* WHAT TO WORK ON *
Every line below that contains the word "resultMap" must be copied.

* EXTRACTED DATA *
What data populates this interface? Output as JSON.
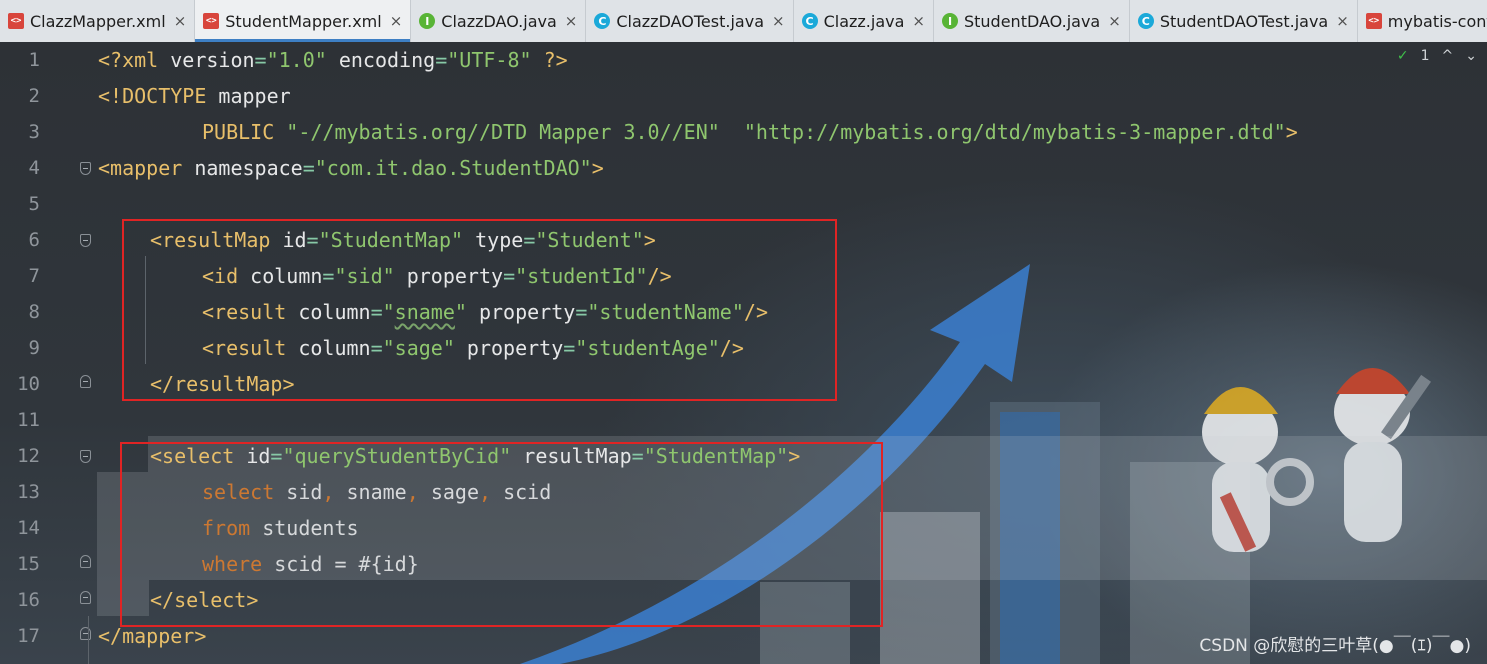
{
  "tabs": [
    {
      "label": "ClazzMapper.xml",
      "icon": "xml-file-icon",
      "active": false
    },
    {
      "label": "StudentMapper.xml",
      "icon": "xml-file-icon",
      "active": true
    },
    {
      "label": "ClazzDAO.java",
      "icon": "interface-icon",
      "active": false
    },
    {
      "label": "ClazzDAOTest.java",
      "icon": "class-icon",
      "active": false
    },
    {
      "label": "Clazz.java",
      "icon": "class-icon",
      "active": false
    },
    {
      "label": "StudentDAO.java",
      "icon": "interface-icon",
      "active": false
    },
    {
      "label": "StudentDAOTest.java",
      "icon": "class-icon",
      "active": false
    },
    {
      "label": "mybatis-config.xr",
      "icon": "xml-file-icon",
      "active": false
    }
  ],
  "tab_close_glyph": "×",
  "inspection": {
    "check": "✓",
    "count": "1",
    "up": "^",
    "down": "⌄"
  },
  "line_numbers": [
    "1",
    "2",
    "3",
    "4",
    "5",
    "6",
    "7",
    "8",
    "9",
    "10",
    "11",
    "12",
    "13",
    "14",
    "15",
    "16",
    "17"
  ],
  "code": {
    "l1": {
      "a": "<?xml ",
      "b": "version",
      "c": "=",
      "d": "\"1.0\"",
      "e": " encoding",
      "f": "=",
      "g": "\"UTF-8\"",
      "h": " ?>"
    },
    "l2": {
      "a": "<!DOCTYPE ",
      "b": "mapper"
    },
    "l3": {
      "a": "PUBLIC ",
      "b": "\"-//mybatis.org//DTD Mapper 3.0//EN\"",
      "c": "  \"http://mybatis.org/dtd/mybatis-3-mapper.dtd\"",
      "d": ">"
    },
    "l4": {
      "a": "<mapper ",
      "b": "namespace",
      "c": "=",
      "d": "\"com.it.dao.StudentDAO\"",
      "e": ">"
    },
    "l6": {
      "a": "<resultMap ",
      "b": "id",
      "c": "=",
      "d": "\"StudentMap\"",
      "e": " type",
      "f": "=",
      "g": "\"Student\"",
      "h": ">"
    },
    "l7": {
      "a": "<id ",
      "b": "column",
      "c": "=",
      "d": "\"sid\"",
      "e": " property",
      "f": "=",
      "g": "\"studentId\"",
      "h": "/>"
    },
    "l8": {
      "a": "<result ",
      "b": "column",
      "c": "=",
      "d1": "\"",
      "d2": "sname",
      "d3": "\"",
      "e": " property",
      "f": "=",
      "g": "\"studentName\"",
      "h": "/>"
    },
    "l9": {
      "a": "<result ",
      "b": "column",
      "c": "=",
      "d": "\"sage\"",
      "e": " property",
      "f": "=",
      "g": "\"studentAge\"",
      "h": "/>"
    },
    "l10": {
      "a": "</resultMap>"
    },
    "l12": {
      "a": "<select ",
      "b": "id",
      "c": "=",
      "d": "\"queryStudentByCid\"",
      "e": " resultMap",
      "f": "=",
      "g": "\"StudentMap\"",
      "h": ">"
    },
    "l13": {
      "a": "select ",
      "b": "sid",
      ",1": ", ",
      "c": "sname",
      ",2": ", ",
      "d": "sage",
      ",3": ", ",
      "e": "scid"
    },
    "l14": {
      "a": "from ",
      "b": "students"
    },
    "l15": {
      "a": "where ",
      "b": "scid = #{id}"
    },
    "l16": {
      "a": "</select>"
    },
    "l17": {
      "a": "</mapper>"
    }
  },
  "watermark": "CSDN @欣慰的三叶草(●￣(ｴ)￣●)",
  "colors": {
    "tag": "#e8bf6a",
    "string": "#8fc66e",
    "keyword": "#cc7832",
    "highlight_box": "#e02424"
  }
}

* YOUR SOLUTION *
      "a": "<resultMap ",
      "a": "</resultMap>"
      "e": " resultMap",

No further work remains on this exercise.